In contrast Trump has defended himself for ‘downplaying’ the virus, not denying what he told Woodward but instead arguing he was trying not to cause a panic.
‘The fact is, there has to be a calmness. You don’t want me jumping up and down screaming there’s going to be great death. Really causing serious problems for the country,’ he said at a White House press conference on Thursday before his rally.
Trump also denied he lied to the American people when asked about discrepancies in his conversations with Woodward and what he was saying in public at the time.
‘This is deadly stuff,’ the president told Woodward in February during one of their 18 interviews.
‘You just breathe the air and that’s how it’s passed,’ he said. ‘And so that’s a very tricky one. That’s a very delicate one. It’s also more deadly than even your strenuous flus.’
But while Trump admitted privately to the dangers of COVID, just three days later, he struck a far rosier tone in an interview with Fox Business: ‘I think the virus is going to be – it’s going to be fine.’
Trump said his public words were not a lie.
‘There is no lie here. What we’re doing is leading,’ he said at his press conference.
But the phrase Trump cited during his rally – ‘Keep Calm and Carry On’ – while popular today was never used during World War II.
Trump, a longtime Anglophile whose mother was a British citizen, has long sought to tie his presidency to Churchill’s tenure as prime minister.
One of his first acts as president was to restore the bust of Churchill to the Oval Office after President Barack Obama replaced it with a bust of Dr. Martin Luther King.
Obama moved the Churchill bust to a place outside the Treaty Room of the White House, a move that sparked outrage from the British across the pond and from many conservatives in America.
Churchill was given an honorary American citizenship, only one of eight people to receive one.
Trump brought the Churchill bust back to the Oval, placing it on the table near his desk and moving the King bust to a side table.
Additionally, White House staff have tied the president to the prime minister at other points in his presidency.
When Trump was criticized, during Black Lives Matter protests in June, for walking across Lafayette Square to St. John’s Episcopal Church to hold up a bible in front of it as a photo-op, the White House said it was something Churchill would do.
The square was damaged during the protests that sprung up in the wake of George Floyd’s murder and there was a small fire in the church basement ahead of Trump’s visit. The church, which sits across from the White House, is known as the church of presidents.
President Trump and his family toured the Churchill War Rooms during the June 2019 state visit to London

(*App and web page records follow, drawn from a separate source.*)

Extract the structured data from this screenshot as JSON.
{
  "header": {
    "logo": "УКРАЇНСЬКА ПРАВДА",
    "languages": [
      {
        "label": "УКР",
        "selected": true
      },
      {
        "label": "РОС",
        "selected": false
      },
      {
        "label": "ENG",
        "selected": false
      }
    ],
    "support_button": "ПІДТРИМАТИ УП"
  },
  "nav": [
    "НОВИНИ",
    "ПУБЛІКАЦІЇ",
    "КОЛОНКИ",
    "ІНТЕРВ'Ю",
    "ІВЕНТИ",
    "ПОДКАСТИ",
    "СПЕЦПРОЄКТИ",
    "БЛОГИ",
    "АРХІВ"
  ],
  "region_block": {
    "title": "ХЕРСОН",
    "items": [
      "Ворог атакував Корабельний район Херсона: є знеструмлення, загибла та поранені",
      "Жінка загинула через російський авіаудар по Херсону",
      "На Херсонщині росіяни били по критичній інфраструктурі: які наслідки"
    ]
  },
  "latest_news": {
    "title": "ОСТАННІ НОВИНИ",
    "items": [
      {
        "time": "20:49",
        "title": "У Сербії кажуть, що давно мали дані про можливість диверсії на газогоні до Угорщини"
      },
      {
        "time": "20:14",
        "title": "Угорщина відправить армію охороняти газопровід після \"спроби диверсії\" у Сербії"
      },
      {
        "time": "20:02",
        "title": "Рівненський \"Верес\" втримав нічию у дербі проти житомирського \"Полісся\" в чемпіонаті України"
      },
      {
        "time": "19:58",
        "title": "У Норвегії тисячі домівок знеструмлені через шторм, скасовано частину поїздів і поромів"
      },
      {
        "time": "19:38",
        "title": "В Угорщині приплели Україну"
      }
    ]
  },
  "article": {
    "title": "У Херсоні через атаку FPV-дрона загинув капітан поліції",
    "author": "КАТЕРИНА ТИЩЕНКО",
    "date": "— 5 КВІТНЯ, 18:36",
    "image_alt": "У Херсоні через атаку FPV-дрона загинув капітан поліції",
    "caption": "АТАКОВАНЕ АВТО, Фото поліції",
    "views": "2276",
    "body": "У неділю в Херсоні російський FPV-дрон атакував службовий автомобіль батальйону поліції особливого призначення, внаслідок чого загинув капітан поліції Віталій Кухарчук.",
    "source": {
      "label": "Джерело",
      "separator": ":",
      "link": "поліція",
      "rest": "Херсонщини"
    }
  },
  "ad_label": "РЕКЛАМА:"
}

‘Through all of time, we’ve seen presidents and leaders across the world who have had leadership moments and very powerful symbols that were important for our nation to see at any given time to show a message of resilience and determination,’ White House press secretary Kayleigh McEnany said at the time.
‘Like Churchill, we saw him inspecting the bombing damage and it sent a powerful message of leadership to the British people,’ she said.
Additionally, during his June 2019 state visit to London, Trump toured the Churchill War Rooms with his family.
It was in the labyrinthine bunker that Churchill and his war cabinet plotted war strategy that ultimately led to the Allies’ victory. The underground location kept them safe from German bombing raids.